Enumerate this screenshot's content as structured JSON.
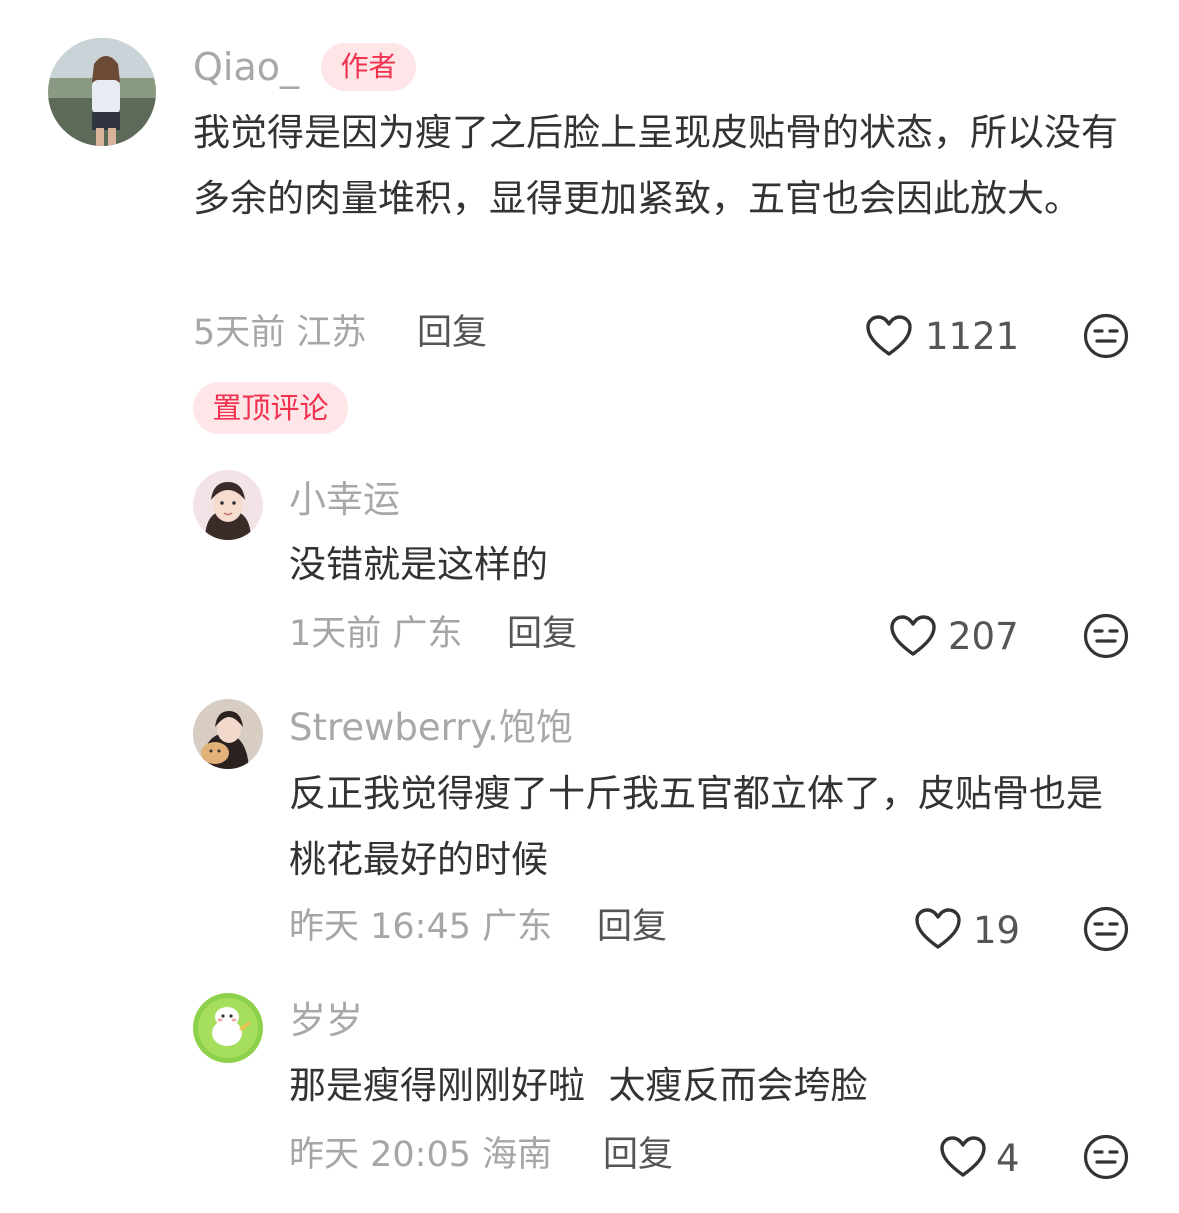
{
  "comment": {
    "username": "Qiao_",
    "author_tag": "作者",
    "text": "我觉得是因为瘦了之后脸上呈现皮贴骨的状态，所以没有多余的肉量堆积，显得更加紧致，五官也会因此放大。",
    "time": "5天前",
    "location": "江苏",
    "reply_label": "回复",
    "likes": "1121",
    "pinned_tag": "置顶评论"
  },
  "replies": [
    {
      "username": "小幸运",
      "text": "没错就是这样的",
      "time": "1天前",
      "location": "广东",
      "reply_label": "回复",
      "likes": "207"
    },
    {
      "username": "Strewberry.饱饱",
      "text": "反正我觉得瘦了十斤我五官都立体了，皮贴骨也是桃花最好的时候",
      "time": "昨天 16:45",
      "location": "广东",
      "reply_label": "回复",
      "likes": "19"
    },
    {
      "username": "岁岁",
      "text": "那是瘦得刚刚好啦  太瘦反而会垮脸",
      "time": "昨天 20:05",
      "location": "海南",
      "reply_label": "回复",
      "likes": "4"
    }
  ],
  "icons": {
    "like": "heart-outline-icon",
    "dislike": "meh-face-icon"
  },
  "colors": {
    "accent": "#f0324f",
    "tag_bg": "#fde5e8",
    "muted": "#a6a6a6",
    "text": "#333333"
  }
}
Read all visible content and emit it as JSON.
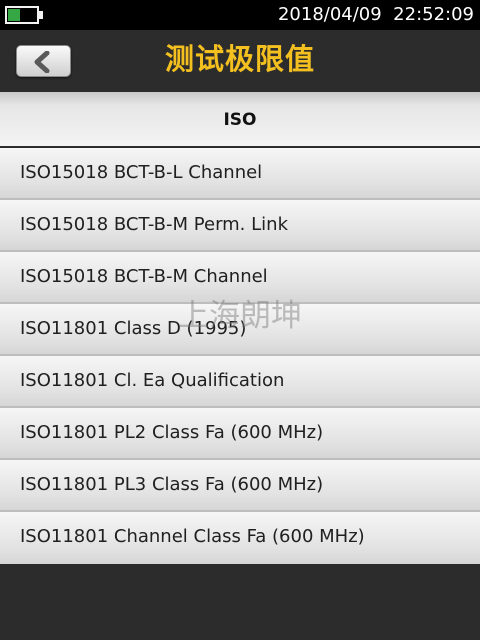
{
  "status_bar": {
    "battery_level": 0.45,
    "battery_color": "#35a845",
    "datetime": "2018/04/09  22:52:09"
  },
  "header": {
    "back_icon": "chevron-left-icon",
    "title": "测试极限值",
    "title_color": "#f4c020"
  },
  "list": {
    "header": "ISO",
    "items": [
      "ISO15018 BCT-B-L Channel",
      "ISO15018 BCT-B-M Perm. Link",
      "ISO15018 BCT-B-M Channel",
      "ISO11801 Class D (1995)",
      "ISO11801 Cl. Ea Qualification",
      "ISO11801 PL2 Class Fa (600 MHz)",
      "ISO11801 PL3 Class Fa (600 MHz)",
      "ISO11801 Channel Class Fa (600 MHz)"
    ]
  },
  "watermark": "上海朗坤"
}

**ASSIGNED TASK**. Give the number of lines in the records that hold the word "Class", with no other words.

**OUTPUT OF THE EXERCISE**. 4